After 20 years of interviewing centenarians and visiting "Blue Zones," the areas in the world where people tend to live the longest, Dan Buettner learned something that he didn't expect.

"When you take worldwide data on happiness, and you control for everything else, you find that people who live next to water are...happier than people who [don't]," Buettner says.

In fact, all five Blue Zones — Okinawa, Japan; Sardinia, Italy; Loma Linda, Calif., U.S.; Ikaria, Greece; Nicoya, Costa Rica — are on the water.

While there are various theories about why this is the case, the end result is clear.

"It may be the tranquilizing effect of water or it may be that the climate is moderated because of the water," Buettner says. "But it seems to make us happier."

And happiness isn't the only positive side-effect of living by the water. A 2017 systematic review published in BMJ Open found that spending time near coasts, lakes or rivers can "promote health and well-being and prevent disease."

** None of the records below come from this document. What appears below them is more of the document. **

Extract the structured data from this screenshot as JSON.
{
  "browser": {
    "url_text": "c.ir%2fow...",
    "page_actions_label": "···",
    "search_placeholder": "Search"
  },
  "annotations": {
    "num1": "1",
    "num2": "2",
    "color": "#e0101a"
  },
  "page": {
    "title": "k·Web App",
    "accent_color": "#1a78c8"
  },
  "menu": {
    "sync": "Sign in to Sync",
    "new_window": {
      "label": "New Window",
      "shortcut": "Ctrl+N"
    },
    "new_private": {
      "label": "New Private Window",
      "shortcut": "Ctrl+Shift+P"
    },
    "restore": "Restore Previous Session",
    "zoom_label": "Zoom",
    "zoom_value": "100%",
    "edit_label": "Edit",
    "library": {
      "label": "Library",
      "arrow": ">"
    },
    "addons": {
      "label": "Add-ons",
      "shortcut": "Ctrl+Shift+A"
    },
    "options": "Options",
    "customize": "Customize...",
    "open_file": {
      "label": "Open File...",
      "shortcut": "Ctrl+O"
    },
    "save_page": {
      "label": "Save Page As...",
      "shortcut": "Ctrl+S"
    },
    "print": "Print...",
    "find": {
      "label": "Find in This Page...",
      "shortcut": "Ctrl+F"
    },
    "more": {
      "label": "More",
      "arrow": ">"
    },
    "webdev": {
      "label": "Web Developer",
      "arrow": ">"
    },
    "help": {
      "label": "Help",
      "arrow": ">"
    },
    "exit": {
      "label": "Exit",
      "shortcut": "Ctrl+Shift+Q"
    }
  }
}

Buettner himself lives in Miami Beach, and says geography plays a big factor in his well-being. But it's "not so much about the water, per se," he says. Instead, he credits the appealing location and weather with helping him live a healthy lifestyle.

"I'm looking at the ocean right now, where I swim every day, and the beach on which I walk every day," he tells Make It. "I've intentionally chosen a place where it's very easy and enticing to get physical activity all year long without really trying."

He aims for daily movement doing activities he enjoys, including stand-up paddle surfing, or lower-intensity exercises like walking.

"The key is not intense physical activity — 'no pain, no gain.' The opposite is true," Buettner says. "When there's no pain,